### Record extracts
***
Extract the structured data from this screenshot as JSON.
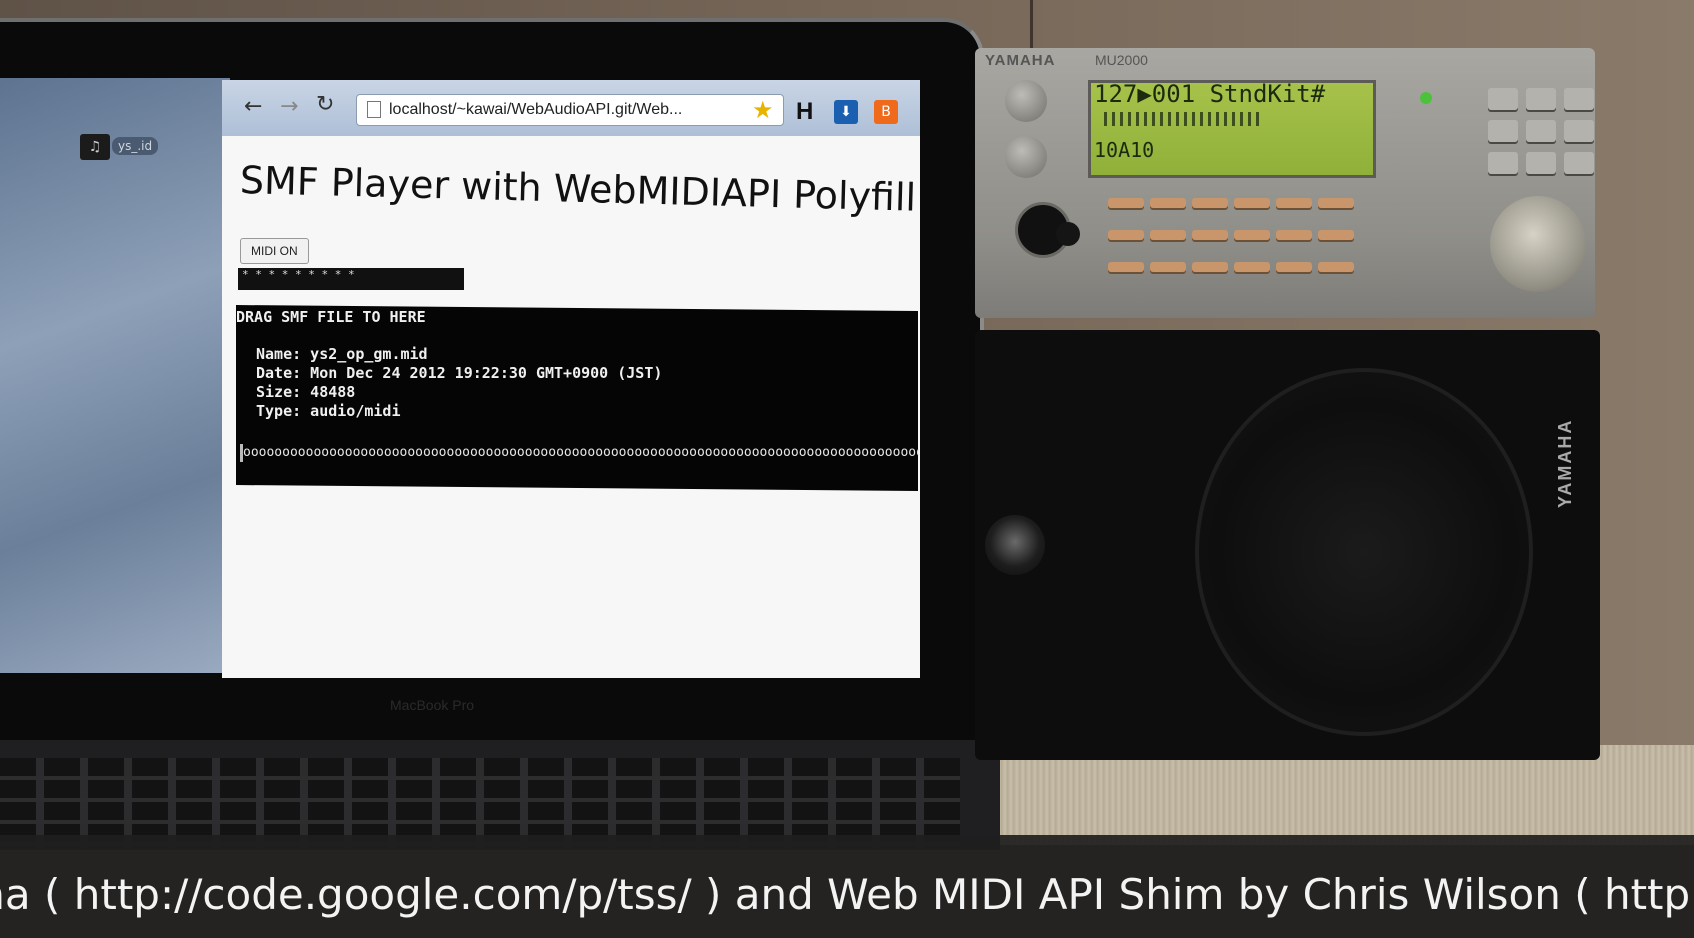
{
  "browser": {
    "url": "localhost/~kawai/WebAudioAPI.git/Web..."
  },
  "page": {
    "title": "SMF Player with WebMIDIAPI Polyfill",
    "midi_button": "MIDI ON",
    "midi_bar_text": "* * * * *   * *   * *",
    "drop_title": "DRAG SMF FILE TO HERE",
    "file": {
      "name": "Name: ys2_op_gm.mid",
      "date": "Date: Mon Dec 24 2012 19:22:30 GMT+0900 (JST)",
      "size": "Size: 48488",
      "type": "Type: audio/midi"
    },
    "progress": "oooooooooooooooooooooooooooooooooooooooooooooooooooooooooooooooooooooooooooooooooooooooooooo"
  },
  "desktop": {
    "icon_label": "ys_.id"
  },
  "laptop": {
    "brand": "MacBook Pro"
  },
  "synth": {
    "brand": "YAMAHA",
    "model": "MU2000",
    "lcd_line1": "127▶001 StndKit#",
    "lcd_line3": "10A10"
  },
  "speaker": {
    "brand": "YAMAHA"
  },
  "caption": {
    "text": "ma ( http://code.google.com/p/tss/ ) and Web MIDI API Shim by Chris Wilson ( http"
  },
  "colors": {
    "lcd": "#a7c24a",
    "synth_body": "#a8a7a2",
    "button_orange": "#c9956a",
    "caption_bg": "#1e1e1e"
  }
}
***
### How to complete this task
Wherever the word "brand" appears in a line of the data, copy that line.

### Solved exercise
    "brand": "MacBook Pro"
    "brand": "YAMAHA",
    "brand": "YAMAHA"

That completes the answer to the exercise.